Enriched pasta that has higher vitamin, mineral, and fiber content than regular pasta, can be made of a combination of wheat and buckwheat, whole wheat, artichoke, and amaranth.
Flavored pasta can be made from typical pasta dough infused with basil, garlic, spinach, parsley, peppers, turmeric, and other vegetables and spices. Flavored pasta usually has the same caloric value as non-flavored pasta.
Pasta preparation tips
To get the optimal nutrition benefits from your Mediterranean-style pasta dishes, add some protein (e.g., poultry, cheese, seafood, chickpeas), vegetables (either fresh or frozen), and a bit of unsaturated fats (like olive oil) to make your meal more filling and balanced. Also, use spices and herbs (either fresh or dried) to enhance the flavor.
Is pasta healthy?
In recent years, low-carb diets are on the rise, demonizing all foods high in carbohydrates.  Pasta, in particular, is often wrongfully linked to weight gain, diabetes, and heart disease.

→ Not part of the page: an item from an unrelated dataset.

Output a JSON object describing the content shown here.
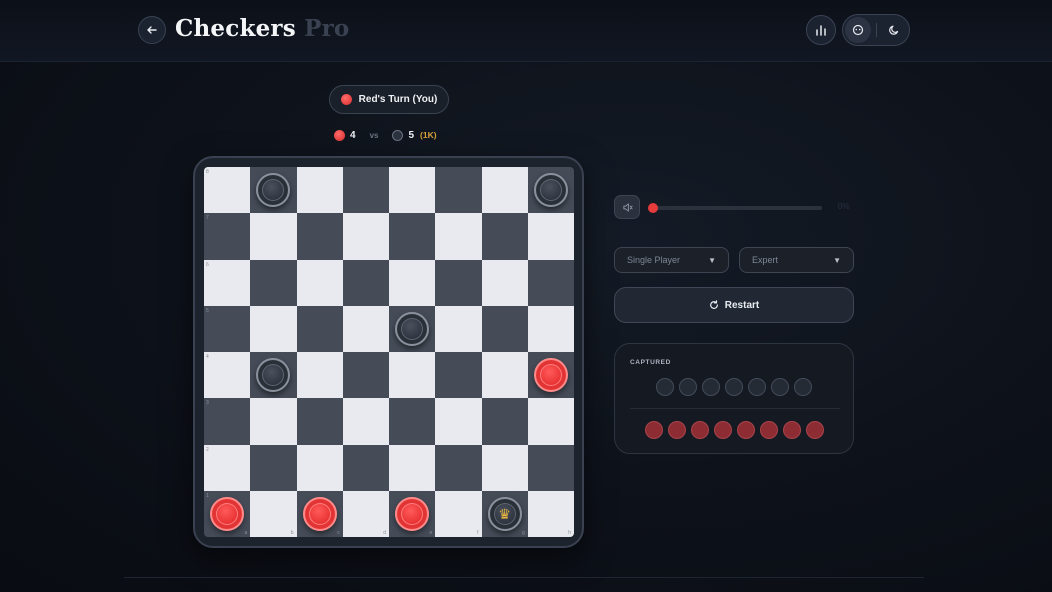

Luckily, there is no scientific evidence supporting these “diet culture claims.” In fact, studies show that pasta could be a healthy addition to your diet, as it’s an efficient source of various micronutrients  :
- Folic acid
- Vitamin E
Furthermore, pasta has a low glycemic index (50-55 GI) and is digested differently than refined carbohydrate foods. This means that pasta consumed in moderation does NOT cause sharp spikes in your blood sugar levels. 
Last but not least: pasta is a very versatile base food that can be paired with favorite foods of yours. This way, pasta is not only a healthy but also delicious addition to your diet. 
Disclaimer: All the mentioned health benefits related to pasta consumption are in the context of a balanced and diverse diet, like the Mediterranean diet.